Medical Risk Law Weekly News

Week of: April 08, 2019

IN THE NEWS


Regulatory Changes to Improve Breast Cancer Screening

On March 27, 2019, the FDA proposed regulatory changes to modernize breast cancer screening and help empower patients with more information when they are considering important decisions regarding their breast health care. Click title to continue reading...


 
MEDICAL ALERTS


Large Sterilization Facility Closed; Medical Device Shortages

On March 26, 2019, the FDA announced the steps taken to address potential medical device shortages due to the recent closure of a large sterilization facility in Illinois. Click title to continue reading...



Two New Oral Multiple Sclerosis Drugs

On March 26, 2019, the FDA granted Novartis approval to market Mayzent (siponimod) tablets to treat adults with relapsing forms of multiple sclerosis (MS), to include clinically isolated syndrome, relapsing-remitting disease, and active secondary progressive disease. Click title to continue reading...



Only Approved IV Antimalarial Drug Discontinued

On March 28, 2019, the CDC issued new guidance to clinicians for the treatment of severe malaria cases in the United States. This change in treatment protocol became necessary because the only FDA-approved intravenous (IV) antimalarial drug in the U.S., quinidine, was discontinued by the manufacturer and will no longer be available. As of April 2019, artesunate, the WHO-recommended first-line treatment of severe malaria, will become the first-line treatment for severe malaria in the U.S. Click title to continue reading...


  CASE ALERTS


Multiple Failures to Diagnose Cancer; Limitations Period

A patient was admitted to a hospital for a persistent high fever. During the hospitalization, testing revealed elevated sedimentation rates (a measure of the speed at which red blood cells in a tube of blood fall to the bottom of the tube) and proteinuria (elevated protein levels in the urine). The patient was evaluated by a nephrologist. Click title to continue reading...



Nerve Damage During Hip Replacement; Informed Consent; Experts

A patient underwent hip replacement surgery. During surgery, the patient suffered permanent damage to the peroneal nerve, causing foot drop, a gait abnormality in which the dropping of the forefoot happens. Click title to continue reading...



No Long-Term Disability Benefits for Diabetic Peripheral Neuropathy

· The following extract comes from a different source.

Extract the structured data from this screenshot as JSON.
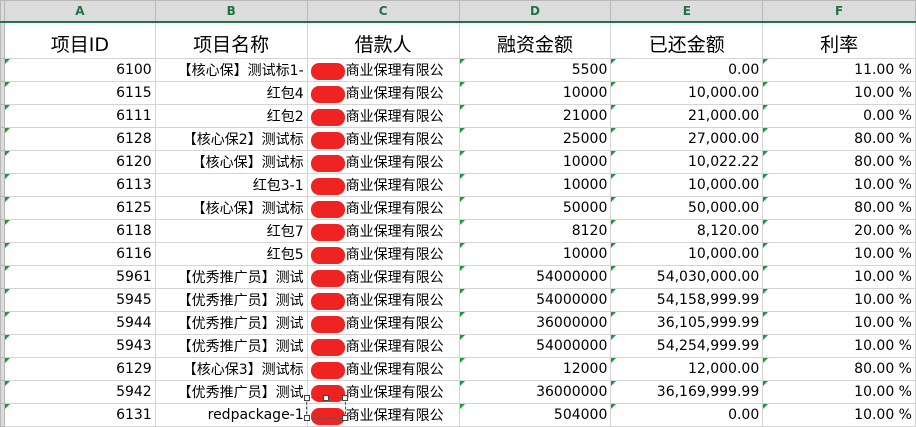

An employee participated in an employer’s disability benefit plan. There was a 24-month limit to most disability benefits. The plan excluded six physical conditions from the 24-month benefit limit including radiculopathies. The plan defined radiculopathies as diseases of the peripheral nerve roots supported by objective clinical findings of nerve pathology. Click title to continue reading...


FEATURE


Checklist: Proving Malpractice for Failure to Diagnose Lupus

As a special feature for our Premium subscribers, we have included this checklist as guidance for plaintiff’s counsel in a medical malpractice action involving the failure to diagnose and treat lupus. In this illustrative situation, a woman with a history of lupus fell at home and presented to a hospital emergency room, complaining of a fever, dizziness, facial swelling, chest tightness, troubled breathing, and one instance of fainting. The emergency room physician ordered a chest x-ray and prescribed antihistamines and pain medication. Over the woman’s objections, the emergency room physician, who suspected the woman was a drug seeker, discharged the woman. Hours later, the woman was found dead. The woman’s husband sued the emergency room physician and the hospital for wrongful death, based on a failure to diagnose and treat lupus. Party identifying information has been redacted to protect privacy. Click title to continue reading...